For an Indian, roaming through the New York City neighbourhood of Jackson Heights can be quite nostalgic. Kulfi-vendors and kabab stalls abound, as do gold shops. There are even occasional streaks of paan on the sidewalk. The ersatz Indian experience could have been complete had it not been for the advertising signs promoting telephone calling-cards—urging the reader to chat even longer with the loved ones you left behind in India.
Indeed, it was only a matter of time before Jackson Heights' marketing potential was exploited for outdoor advertising. For instance, hanging from a subway platform is a hoarding for MetLife Financial Services—a cricket bat-swinging Snoopy and the line: "Zindagi ki Googly Per MetLife Ka Sixer."
The MetLife hoarding is one of the latest examples of a slowly growing public phenomenon: the attempt of mainstream advertisers tap the buying power of the niche south Asian audience, testifying to the increasing importance of the Indian community in the US market. Conservative estimates put the current expenditure on desi (or Indian) ads at around $15-20 million.
Outdoor advertising will only boost this expenditure further, limited as other media avenues have been till now. Says Shailendra Ghorpade, MetLife's senior vice-president (marketing and e-business): "Five to eight years ago, there were very few opportunities (for advertisers), aside from some two-hour TV programmes on weekends."
The shift to outdoor advertising has been brought about by the recent immigration waves to the US, a spike in numbers that made south Asians worthy of serious marketing attention. "These communities tend to be more concentrated than dispersed, which is a fabulous thing for advertisers," exclaims Ghorpade, whose company has put up strategically-placed billboards in three cities—New York, Chicago and Edison, New Jersey.

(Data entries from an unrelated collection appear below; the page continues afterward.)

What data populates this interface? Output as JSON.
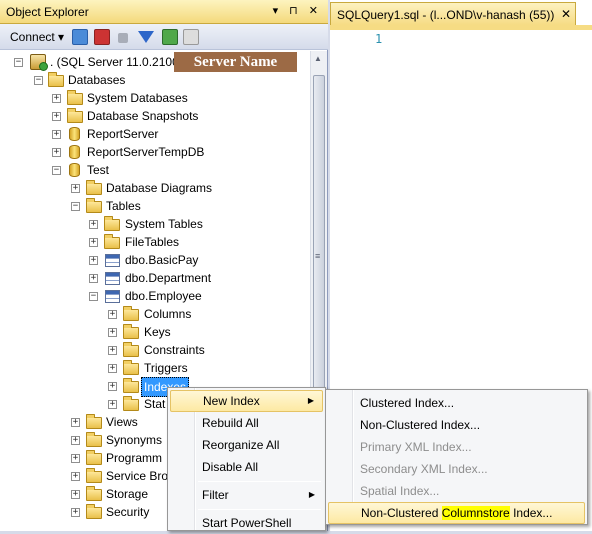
{
  "object_explorer": {
    "title": "Object Explorer",
    "title_buttons": "▾ ⊓ ✕",
    "toolbar": {
      "connect_label": "Connect ▾"
    }
  },
  "server_badge": "Server Name",
  "tree": {
    "server": ". (SQL Server 11.0.2100 -",
    "databases": "Databases",
    "system_databases": "System Databases",
    "database_snapshots": "Database Snapshots",
    "reportserver": "ReportServer",
    "reportservertempdb": "ReportServerTempDB",
    "test": "Test",
    "database_diagrams": "Database Diagrams",
    "tables": "Tables",
    "system_tables": "System Tables",
    "filetables": "FileTables",
    "dbo_basicpay": "dbo.BasicPay",
    "dbo_department": "dbo.Department",
    "dbo_employee": "dbo.Employee",
    "columns": "Columns",
    "keys": "Keys",
    "constraints": "Constraints",
    "triggers": "Triggers",
    "indexes": "Indexes",
    "statistics": "Stat",
    "views": "Views",
    "synonyms": "Synonyms",
    "programmability": "Programm",
    "service_broker": "Service Bro",
    "storage": "Storage",
    "security": "Security"
  },
  "query_window": {
    "tab_title": "SQLQuery1.sql - (l...OND\\v-hanash (55))",
    "close": "✕",
    "line_number": "1"
  },
  "context_menu": {
    "new_index": "New Index",
    "rebuild_all": "Rebuild All",
    "reorganize_all": "Reorganize All",
    "disable_all": "Disable All",
    "filter": "Filter",
    "start_powershell": "Start PowerShell"
  },
  "submenu": {
    "clustered": "Clustered Index...",
    "non_clustered": "Non-Clustered Index...",
    "primary_xml": "Primary XML Index...",
    "secondary_xml": "Secondary XML Index...",
    "spatial": "Spatial Index...",
    "ncci_prefix": "Non-Clustered ",
    "ncci_highlight": "Columnstore",
    "ncci_suffix": " Index..."
  }
}
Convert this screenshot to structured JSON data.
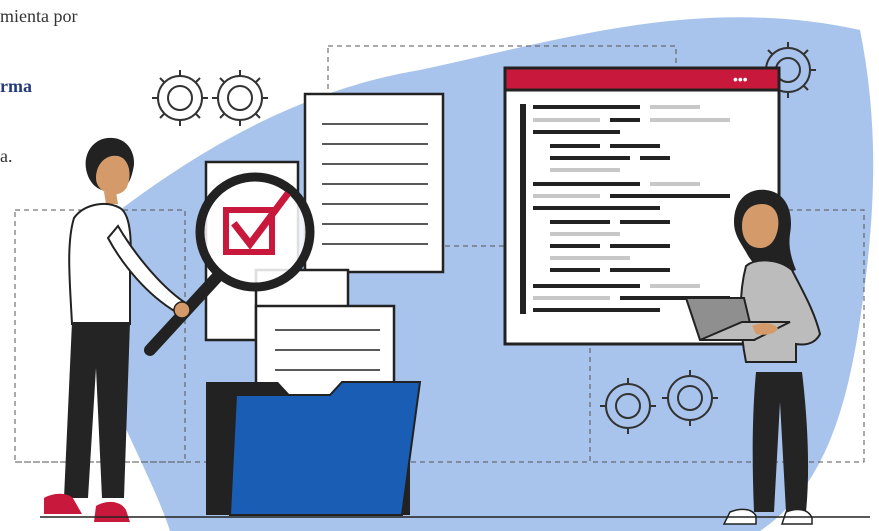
{
  "intro_text": {
    "line1": "mienta por",
    "line2": "rma",
    "line3": "a."
  },
  "browser_window": {
    "dots": "•••"
  },
  "colors": {
    "blob": "#a9c4ec",
    "navy": "#263a7a",
    "folder_blue": "#1a5db5",
    "red": "#c8193c",
    "skin": "#d49a6a",
    "hair": "#2a2a2a",
    "shirt": "#ffffff",
    "sweater": "#bcbcbc",
    "pants": "#242424",
    "shoe": "#c8193c",
    "laptop": "#8f8f8f"
  },
  "icons": [
    "gear-icon",
    "document-icon",
    "magnifier-icon",
    "checkbox-icon",
    "folder-icon",
    "code-window-icon"
  ]
}
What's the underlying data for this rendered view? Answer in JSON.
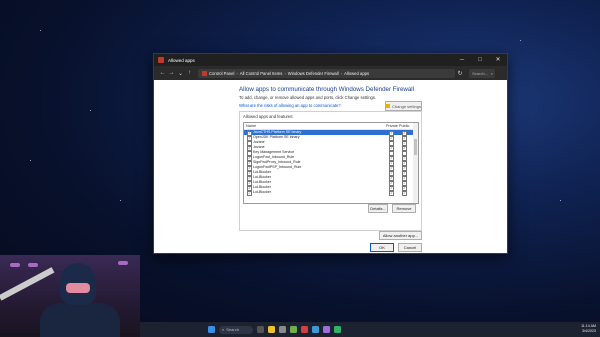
{
  "window": {
    "title": "Allowed apps",
    "controls": {
      "minimize": "─",
      "maximize": "□",
      "close": "✕"
    }
  },
  "nav": {
    "back": "←",
    "forward": "→",
    "down": "⌄",
    "up": "↑",
    "refresh": "↻"
  },
  "breadcrumb": [
    "Control Panel",
    "All Control Panel Items",
    "Windows Defender Firewall",
    "Allowed apps"
  ],
  "search": {
    "placeholder": "Search..."
  },
  "content": {
    "heading": "Allow apps to communicate through Windows Defender Firewall",
    "subtext": "To add, change, or remove allowed apps and ports, click Change settings.",
    "risk_link": "What are the risks of allowing an app to communicate?",
    "change_settings_label": "Change settings",
    "group_label": "Allowed apps and features:",
    "columns": {
      "name": "Name",
      "private": "Private",
      "public": "Public"
    },
    "rows": [
      {
        "name": "JavaCTHS Platform SE binary",
        "checked": true,
        "private": true,
        "public": true,
        "selected": true
      },
      {
        "name": "OpenJDK Platform SE binary",
        "checked": true,
        "private": true,
        "public": true
      },
      {
        "name": "Jovane",
        "checked": false,
        "private": false,
        "public": true
      },
      {
        "name": "Jovane",
        "checked": true,
        "private": true,
        "public": true
      },
      {
        "name": "Key Management Service",
        "checked": false,
        "private": false,
        "public": false
      },
      {
        "name": "LogonFwd_Inbound_Rule",
        "checked": true,
        "private": true,
        "public": true
      },
      {
        "name": "SignFwdProxy_Inbound_Rule",
        "checked": true,
        "private": true,
        "public": true
      },
      {
        "name": "LogonFwdPSP_Inbound_Rule",
        "checked": true,
        "private": true,
        "public": true
      },
      {
        "name": "LoLBlocker",
        "checked": true,
        "private": true,
        "public": true
      },
      {
        "name": "LoLBlocker",
        "checked": true,
        "private": true,
        "public": true
      },
      {
        "name": "LoLBlocker",
        "checked": true,
        "private": true,
        "public": true
      },
      {
        "name": "LoLBlocker",
        "checked": true,
        "private": true,
        "public": true
      },
      {
        "name": "LoLBlocker",
        "checked": true,
        "private": true,
        "public": true
      }
    ],
    "details_label": "Details...",
    "remove_label": "Remove",
    "allow_another_label": "Allow another app...",
    "ok_label": "OK",
    "cancel_label": "Cancel"
  },
  "taskbar": {
    "search_placeholder": "Search",
    "time": "11:14 AM",
    "date": "3/4/2023"
  },
  "colors": {
    "accent": "#2f6fd0",
    "heading": "#1a3e8a",
    "link": "#0b57c9"
  }
}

The Snoopy ad may have employed Hinglish, but most advertisers realise that the use of regional languages is a careful balancing-act. "Typically, we advertise in English to the Indian diaspora," says Saul Gitlin of Kang & Lee Advertising. The diversity of the Indian subcontinent means that making an ad entirely in Gujarati, Bengali or Punjabi can backfire on the advertiser. "It's harder," admits Gitlin, adding: "Our Indian teams have to be very careful not to alienate."
But one reason why diaspora advertising hasn't grown till now is because of what is generally perceived to be a virtue of the south Asians—their command over English. Says Anil Srivatsa, host of the syndicated radio programme Anil-ki-Awaaz and ceo of Reminiscent Television, which markets to the diaspora: "Mainstream advertisers, aware of the Indian competency and proficiency with English, didn't feel it necessary to patronise the limited desi media. Their philosophy was that they could reach the target audience with the mainstream media." (The trend continues: a recent commercial for Dove soap features an Indian woman and her mother.)
The advertiser's belief that they can reach the Indian community through mainstream publicity is precisely the reason why the spark in desi advertising hasn't yet been lit. Bemoans Peter DeSouza of Admerasia, the New York-based agency that designed the Snoopy hoarding: "We're an invisible minority. In spite of being enormously successful and educated, we haven't marketed ourselves as a singular target audience." Srivatsa feels this is because of the very limited knowledge mainstream advertisers have of the Indian media industry here. "In fact, their degree of information ranges from inadequate to non-existent," he says. "So they turn to self-proclaimed media planners from fledgling agencies who parade themselves to be marketing consultants. In reality, they are no more than media buyers who just buy the media with no knowledge of the consequences of the media they buy."
But all this could well now be history. The Snoopy hoarding and other similar ads show it won't be long before the south Asian market follows in the footsteps of the Hispanic market. Once marketers started paying attention to the spending power of Hispanics, years ago, Hispanic media grew exponentially, driven by big-budget advertising. "Advertisers will now get a whiff of this trend and will come around to spending the ad dollars soon," predicts Srivatsa. Let the spending begin.
Arun Venugopal in New York